— Problem —
Apart from the pictures, write out the records that follow exactly.

Entries from a dataset of interfaces:
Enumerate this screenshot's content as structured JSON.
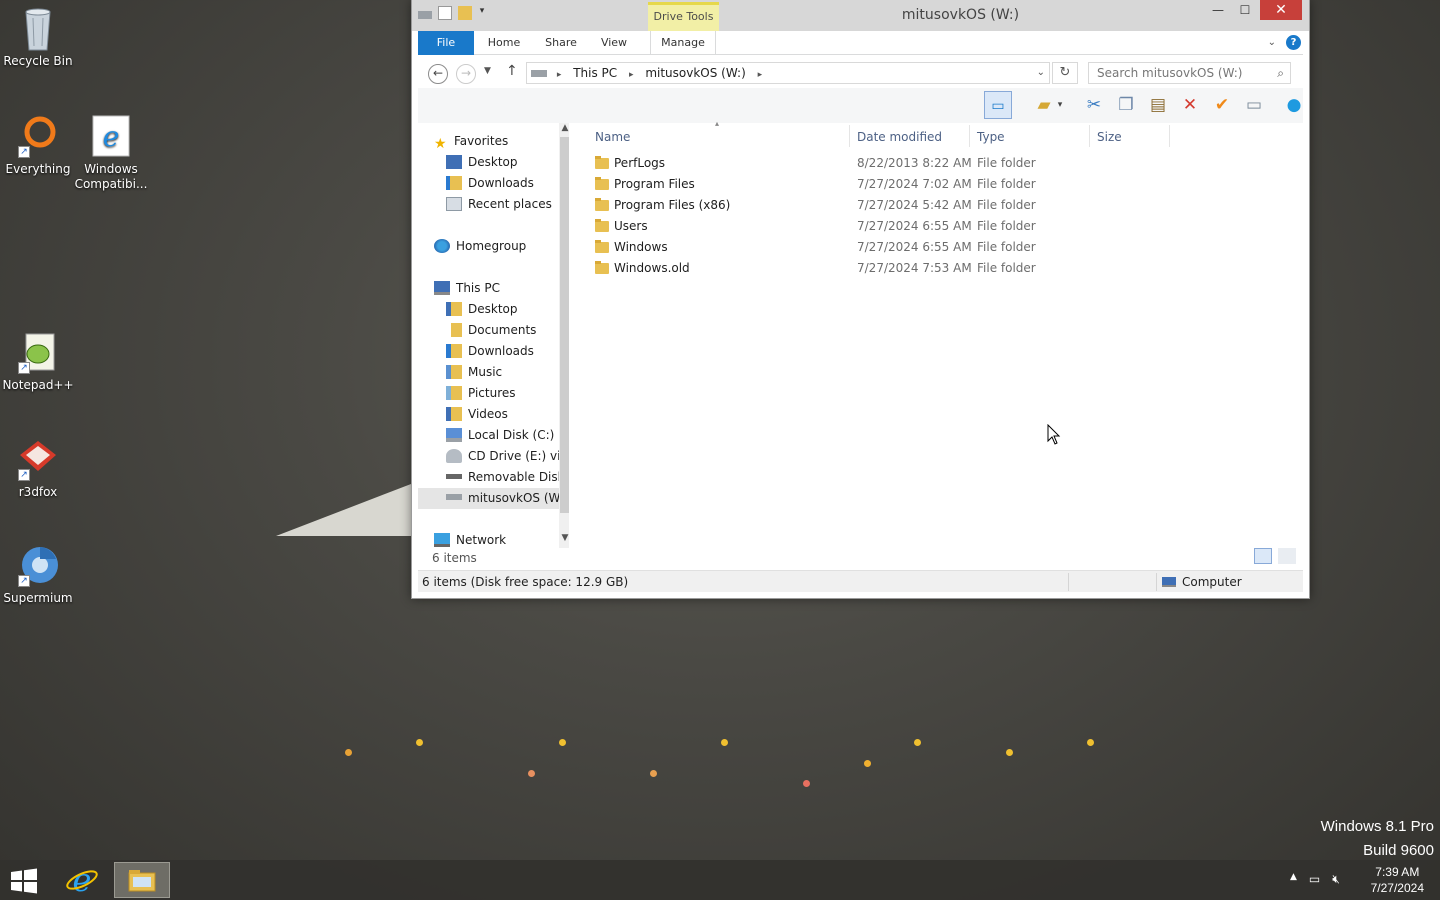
{
  "desktop": {
    "icons": [
      {
        "label": "Recycle Bin"
      },
      {
        "label": "Everything"
      },
      {
        "label": "Windows Compatibi..."
      },
      {
        "label": "Notepad++"
      },
      {
        "label": "r3dfox"
      },
      {
        "label": "Supermium"
      }
    ],
    "watermark": {
      "line1": "Windows 8.1 Pro",
      "line2": "Build 9600"
    }
  },
  "window": {
    "title": "mitusovkOS (W:)",
    "contextual_tab": "Drive Tools",
    "controls": {
      "minimize": "—",
      "maximize": "☐",
      "close": "✕"
    },
    "ribbon_tabs": [
      "File",
      "Home",
      "Share",
      "View",
      "Manage"
    ],
    "address": {
      "crumbs": [
        "This PC",
        "mitusovkOS (W:)"
      ]
    },
    "search": {
      "placeholder": "Search mitusovkOS (W:)"
    },
    "nav": {
      "favorites": "Favorites",
      "fav_items": [
        "Desktop",
        "Downloads",
        "Recent places"
      ],
      "homegroup": "Homegroup",
      "this_pc": "This PC",
      "pc_items": [
        "Desktop",
        "Documents",
        "Downloads",
        "Music",
        "Pictures",
        "Videos",
        "Local Disk (C:)",
        "CD Drive (E:) virti",
        "Removable Disk (",
        "mitusovkOS (W:)"
      ],
      "network": "Network"
    },
    "items_count": "6 items",
    "columns": [
      "Name",
      "Date modified",
      "Type",
      "Size"
    ],
    "files": [
      {
        "name": "PerfLogs",
        "date": "8/22/2013 8:22 AM",
        "type": "File folder"
      },
      {
        "name": "Program Files",
        "date": "7/27/2024 7:02 AM",
        "type": "File folder"
      },
      {
        "name": "Program Files (x86)",
        "date": "7/27/2024 5:42 AM",
        "type": "File folder"
      },
      {
        "name": "Users",
        "date": "7/27/2024 6:55 AM",
        "type": "File folder"
      },
      {
        "name": "Windows",
        "date": "7/27/2024 6:55 AM",
        "type": "File folder"
      },
      {
        "name": "Windows.old",
        "date": "7/27/2024 7:53 AM",
        "type": "File folder"
      }
    ],
    "status": {
      "left": "6 items (Disk free space: 12.9 GB)",
      "right": "Computer"
    }
  },
  "taskbar": {
    "clock_time": "7:39 AM",
    "clock_date": "7/27/2024"
  },
  "colors": {
    "accent": "#1979ca",
    "close": "#c7403a",
    "drive_tools": "#f2efa6"
  }
}
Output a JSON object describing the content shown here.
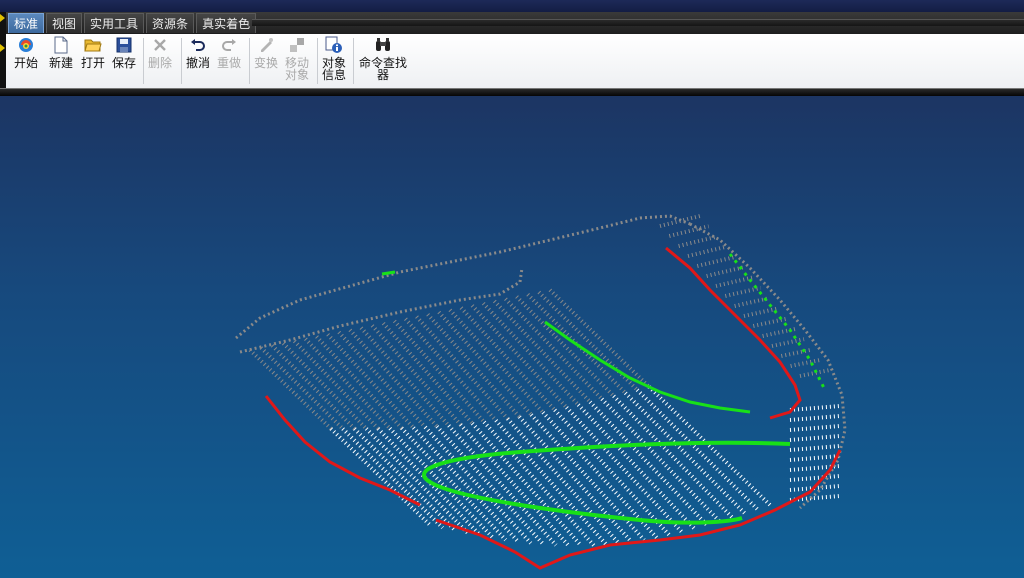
{
  "tabs": [
    {
      "label": "标准",
      "active": true
    },
    {
      "label": "视图",
      "active": false
    },
    {
      "label": "实用工具",
      "active": false
    },
    {
      "label": "资源条",
      "active": false
    },
    {
      "label": "真实着色",
      "active": false
    }
  ],
  "toolbar": {
    "start_label": "开始",
    "new_label": "新建",
    "open_label": "打开",
    "save_label": "保存",
    "delete_label": "删除",
    "undo_label": "撤消",
    "redo_label": "重做",
    "transform_label": "变换",
    "move_object_label": "移动\n对象",
    "object_info_label": "对象\n信息",
    "command_finder_label": "命令查找\n器"
  },
  "colors": {
    "point_white": "#ffffff",
    "point_gray": "#8a8a8a",
    "curve_red": "#e01818",
    "curve_green": "#18e018",
    "tab_active": "#4a7ab0",
    "viewport_top": "#1c3563",
    "viewport_bottom": "#0f5f95"
  },
  "icons": [
    "start-icon",
    "new-file-icon",
    "open-folder-icon",
    "save-disk-icon",
    "delete-x-icon",
    "undo-icon",
    "redo-icon",
    "transform-icon",
    "move-object-icon",
    "object-info-icon",
    "binoculars-icon"
  ]
}
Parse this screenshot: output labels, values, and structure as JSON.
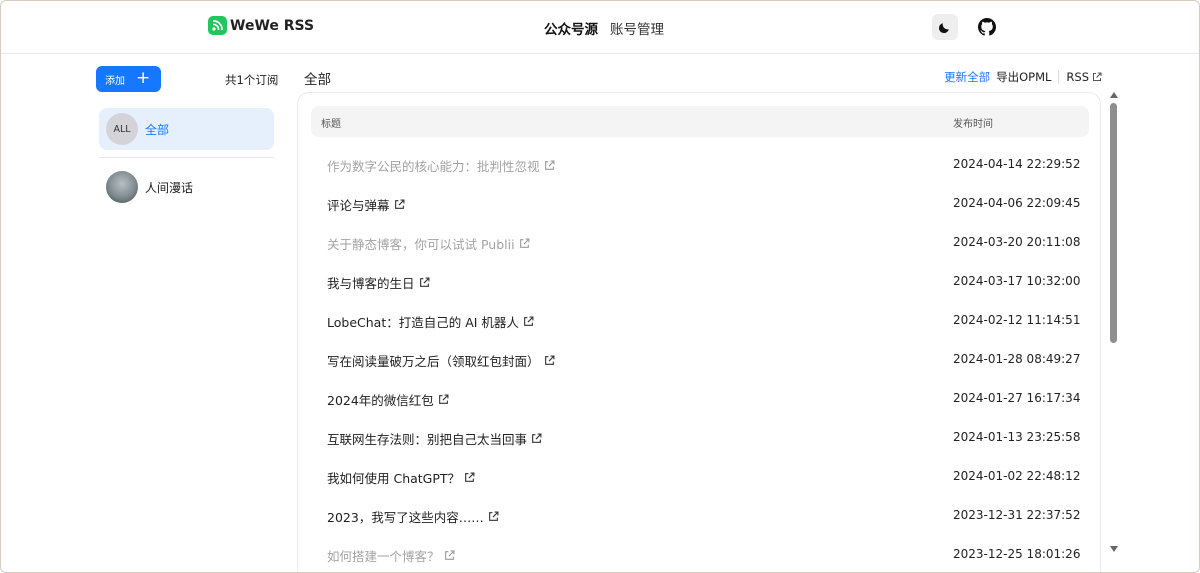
{
  "header": {
    "brand": "WeWe RSS",
    "nav": [
      {
        "label": "公众号源",
        "active": true
      },
      {
        "label": "账号管理",
        "active": false
      }
    ],
    "theme_icon": "moon-icon",
    "github_icon": "github-icon"
  },
  "sidebar": {
    "add_label": "添加",
    "count_label": "共1个订阅",
    "items": [
      {
        "avatar_text": "ALL",
        "label": "全部",
        "active": true
      },
      {
        "avatar_text": "",
        "label": "人间漫话",
        "active": false
      }
    ]
  },
  "main": {
    "title": "全部",
    "actions": {
      "refresh_all": "更新全部",
      "export_opml": "导出OPML",
      "rss": "RSS"
    },
    "table": {
      "headers": {
        "title": "标题",
        "time": "发布时间"
      },
      "rows": [
        {
          "title": "作为数字公民的核心能力：批判性忽视",
          "time": "2024-04-14 22:29:52",
          "read": true
        },
        {
          "title": "评论与弹幕",
          "time": "2024-04-06 22:09:45",
          "read": false
        },
        {
          "title": "关于静态博客，你可以试试 Publii",
          "time": "2024-03-20 20:11:08",
          "read": true
        },
        {
          "title": "我与博客的生日",
          "time": "2024-03-17 10:32:00",
          "read": false
        },
        {
          "title": "LobeChat：打造自己的 AI 机器人",
          "time": "2024-02-12 11:14:51",
          "read": false
        },
        {
          "title": "写在阅读量破万之后（领取红包封面）",
          "time": "2024-01-28 08:49:27",
          "read": false
        },
        {
          "title": "2024年的微信红包",
          "time": "2024-01-27 16:17:34",
          "read": false
        },
        {
          "title": "互联网生存法则：别把自己太当回事",
          "time": "2024-01-13 23:25:58",
          "read": false
        },
        {
          "title": "我如何使用 ChatGPT？",
          "time": "2024-01-02 22:48:12",
          "read": false
        },
        {
          "title": "2023，我写了这些内容……",
          "time": "2023-12-31 22:37:52",
          "read": false
        },
        {
          "title": "如何搭建一个博客？",
          "time": "2023-12-25 18:01:26",
          "read": true
        }
      ]
    }
  },
  "colors": {
    "accent": "#1677ff",
    "brand": "#22c55e",
    "read_text": "#a3a3a3"
  }
}
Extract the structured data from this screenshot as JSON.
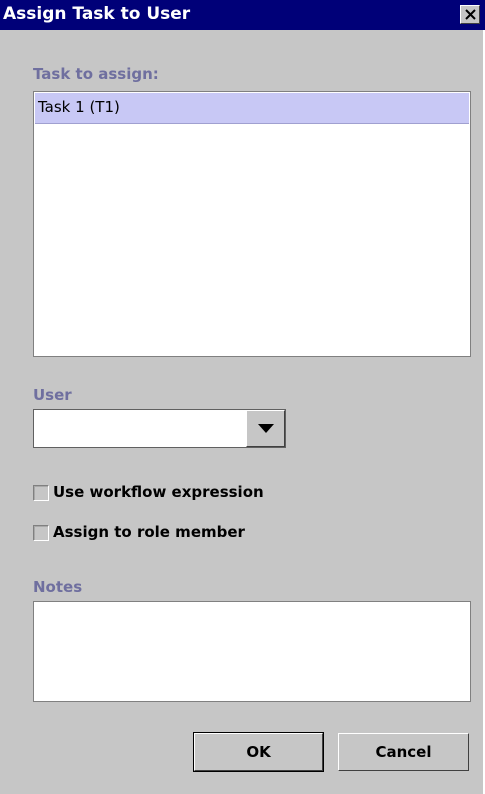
{
  "window": {
    "title": "Assign Task to User",
    "close_icon": "close-icon"
  },
  "task_section": {
    "label": "Task to assign:",
    "items": [
      "Task 1 (T1)"
    ],
    "selected_index": 0
  },
  "user_section": {
    "label": "User",
    "value": ""
  },
  "options": {
    "use_workflow_expression": {
      "label": "Use workflow expression",
      "checked": false
    },
    "assign_to_role_member": {
      "label": "Assign to role member",
      "checked": false
    }
  },
  "notes_section": {
    "label": "Notes",
    "value": ""
  },
  "buttons": {
    "ok": "OK",
    "cancel": "Cancel"
  },
  "colors": {
    "titlebar": "#000078",
    "dialog_bg": "#c6c6c6",
    "section_label": "#6f6f9f",
    "selection": "#c8c8f5"
  }
}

— Task result —
Enumerate this screenshot's content as structured JSON.
{
  "desktop": {
    "icons": [
      {
        "label": "Recycle Bin"
      },
      {
        "label": "Everything"
      },
      {
        "label": "Windows Compatibi..."
      },
      {
        "label": "Notepad++"
      },
      {
        "label": "r3dfox"
      },
      {
        "label": "Supermium"
      }
    ],
    "watermark": {
      "line1": "Windows 8.1 Pro",
      "line2": "Build 9600"
    }
  },
  "window": {
    "title": "mitusovkOS (W:)",
    "contextual_tab": "Drive Tools",
    "controls": {
      "minimize": "—",
      "maximize": "☐",
      "close": "✕"
    },
    "ribbon_tabs": [
      "File",
      "Home",
      "Share",
      "View",
      "Manage"
    ],
    "address": {
      "crumbs": [
        "This PC",
        "mitusovkOS (W:)"
      ]
    },
    "search": {
      "placeholder": "Search mitusovkOS (W:)"
    },
    "nav": {
      "favorites": "Favorites",
      "fav_items": [
        "Desktop",
        "Downloads",
        "Recent places"
      ],
      "homegroup": "Homegroup",
      "this_pc": "This PC",
      "pc_items": [
        "Desktop",
        "Documents",
        "Downloads",
        "Music",
        "Pictures",
        "Videos",
        "Local Disk (C:)",
        "CD Drive (E:) virti",
        "Removable Disk (",
        "mitusovkOS (W:)"
      ],
      "network": "Network"
    },
    "items_count": "6 items",
    "columns": [
      "Name",
      "Date modified",
      "Type",
      "Size"
    ],
    "files": [
      {
        "name": "PerfLogs",
        "date": "8/22/2013 8:22 AM",
        "type": "File folder"
      },
      {
        "name": "Program Files",
        "date": "7/27/2024 7:02 AM",
        "type": "File folder"
      },
      {
        "name": "Program Files (x86)",
        "date": "7/27/2024 5:42 AM",
        "type": "File folder"
      },
      {
        "name": "Users",
        "date": "7/27/2024 6:55 AM",
        "type": "File folder"
      },
      {
        "name": "Windows",
        "date": "7/27/2024 6:55 AM",
        "type": "File folder"
      },
      {
        "name": "Windows.old",
        "date": "7/27/2024 7:53 AM",
        "type": "File folder"
      }
    ],
    "status": {
      "left": "6 items (Disk free space: 12.9 GB)",
      "right": "Computer"
    }
  },
  "taskbar": {
    "clock_time": "7:39 AM",
    "clock_date": "7/27/2024"
  },
  "colors": {
    "accent": "#1979ca",
    "close": "#c7403a",
    "drive_tools": "#f2efa6"
  }
}
Output a JSON object describing the content shown here.
{
  "tabs": [
    {
      "label": "标准",
      "active": true
    },
    {
      "label": "视图",
      "active": false
    },
    {
      "label": "实用工具",
      "active": false
    },
    {
      "label": "资源条",
      "active": false
    },
    {
      "label": "真实着色",
      "active": false
    }
  ],
  "toolbar": {
    "start_label": "开始",
    "new_label": "新建",
    "open_label": "打开",
    "save_label": "保存",
    "delete_label": "删除",
    "undo_label": "撤消",
    "redo_label": "重做",
    "transform_label": "变换",
    "move_object_label": "移动\n对象",
    "object_info_label": "对象\n信息",
    "command_finder_label": "命令查找\n器"
  },
  "colors": {
    "point_white": "#ffffff",
    "point_gray": "#8a8a8a",
    "curve_red": "#e01818",
    "curve_green": "#18e018",
    "tab_active": "#4a7ab0",
    "viewport_top": "#1c3563",
    "viewport_bottom": "#0f5f95"
  },
  "icons": [
    "start-icon",
    "new-file-icon",
    "open-folder-icon",
    "save-disk-icon",
    "delete-x-icon",
    "undo-icon",
    "redo-icon",
    "transform-icon",
    "move-object-icon",
    "object-info-icon",
    "binoculars-icon"
  ]
}
Parse this screenshot: output labels, values, and structure as JSON.
{
  "header": {
    "brand": "WeWe RSS",
    "nav": [
      {
        "label": "公众号源",
        "active": true
      },
      {
        "label": "账号管理",
        "active": false
      }
    ],
    "theme_icon": "moon-icon",
    "github_icon": "github-icon"
  },
  "sidebar": {
    "add_label": "添加",
    "count_label": "共1个订阅",
    "items": [
      {
        "avatar_text": "ALL",
        "label": "全部",
        "active": true
      },
      {
        "avatar_text": "",
        "label": "人间漫话",
        "active": false
      }
    ]
  },
  "main": {
    "title": "全部",
    "actions": {
      "refresh_all": "更新全部",
      "export_opml": "导出OPML",
      "rss": "RSS"
    },
    "table": {
      "headers": {
        "title": "标题",
        "time": "发布时间"
      },
      "rows": [
        {
          "title": "作为数字公民的核心能力：批判性忽视",
          "time": "2024-04-14 22:29:52",
          "read": true
        },
        {
          "title": "评论与弹幕",
          "time": "2024-04-06 22:09:45",
          "read": false
        },
        {
          "title": "关于静态博客，你可以试试 Publii",
          "time": "2024-03-20 20:11:08",
          "read": true
        },
        {
          "title": "我与博客的生日",
          "time": "2024-03-17 10:32:00",
          "read": false
        },
        {
          "title": "LobeChat：打造自己的 AI 机器人",
          "time": "2024-02-12 11:14:51",
          "read": false
        },
        {
          "title": "写在阅读量破万之后（领取红包封面）",
          "time": "2024-01-28 08:49:27",
          "read": false
        },
        {
          "title": "2024年的微信红包",
          "time": "2024-01-27 16:17:34",
          "read": false
        },
        {
          "title": "互联网生存法则：别把自己太当回事",
          "time": "2024-01-13 23:25:58",
          "read": false
        },
        {
          "title": "我如何使用 ChatGPT？",
          "time": "2024-01-02 22:48:12",
          "read": false
        },
        {
          "title": "2023，我写了这些内容……",
          "time": "2023-12-31 22:37:52",
          "read": false
        },
        {
          "title": "如何搭建一个博客？",
          "time": "2023-12-25 18:01:26",
          "read": true
        }
      ]
    }
  },
  "colors": {
    "accent": "#1677ff",
    "brand": "#22c55e",
    "read_text": "#a3a3a3"
  }
}
Extract the structured data from this screenshot as JSON.
{
  "window": {
    "title": "Assign Task to User",
    "close_icon": "close-icon"
  },
  "task_section": {
    "label": "Task to assign:",
    "items": [
      "Task 1 (T1)"
    ],
    "selected_index": 0
  },
  "user_section": {
    "label": "User",
    "value": ""
  },
  "options": {
    "use_workflow_expression": {
      "label": "Use workflow expression",
      "checked": false
    },
    "assign_to_role_member": {
      "label": "Assign to role member",
      "checked": false
    }
  },
  "notes_section": {
    "label": "Notes",
    "value": ""
  },
  "buttons": {
    "ok": "OK",
    "cancel": "Cancel"
  },
  "colors": {
    "titlebar": "#000078",
    "dialog_bg": "#c6c6c6",
    "section_label": "#6f6f9f",
    "selection": "#c8c8f5"
  }
}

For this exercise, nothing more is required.